_SOURCE MATERIAL_
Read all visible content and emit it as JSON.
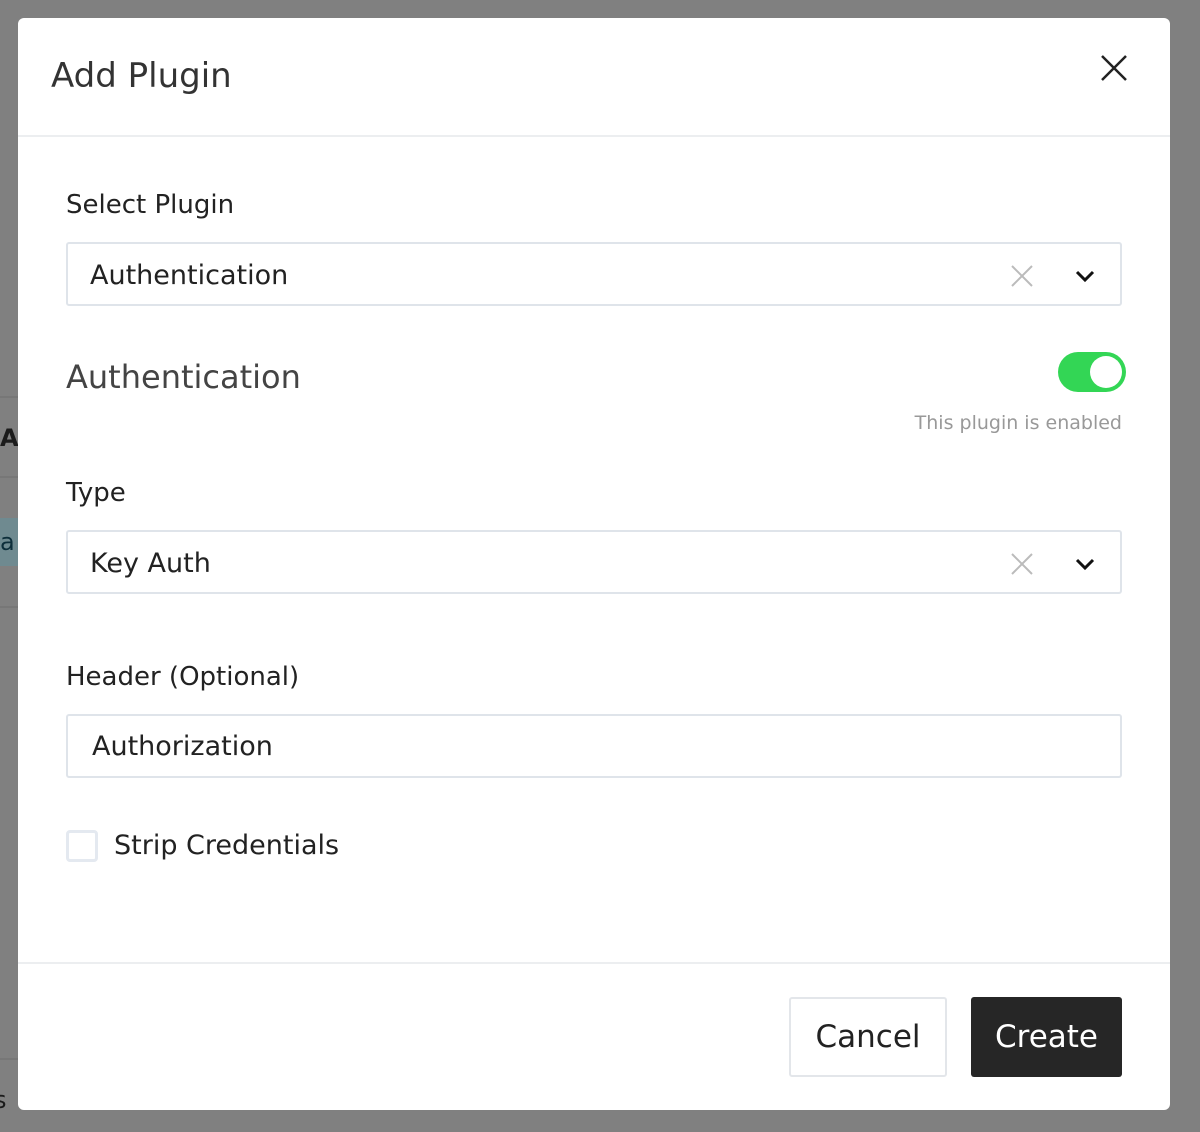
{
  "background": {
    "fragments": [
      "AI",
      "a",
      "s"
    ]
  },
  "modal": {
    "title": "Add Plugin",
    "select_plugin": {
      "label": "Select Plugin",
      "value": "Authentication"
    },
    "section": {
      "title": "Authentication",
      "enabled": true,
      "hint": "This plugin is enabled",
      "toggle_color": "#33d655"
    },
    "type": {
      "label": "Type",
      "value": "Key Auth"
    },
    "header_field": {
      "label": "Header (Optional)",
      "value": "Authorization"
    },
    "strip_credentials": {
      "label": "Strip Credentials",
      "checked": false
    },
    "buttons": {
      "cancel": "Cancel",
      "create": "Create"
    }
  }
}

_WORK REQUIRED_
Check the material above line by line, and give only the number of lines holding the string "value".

_TASK SOLUTION_
3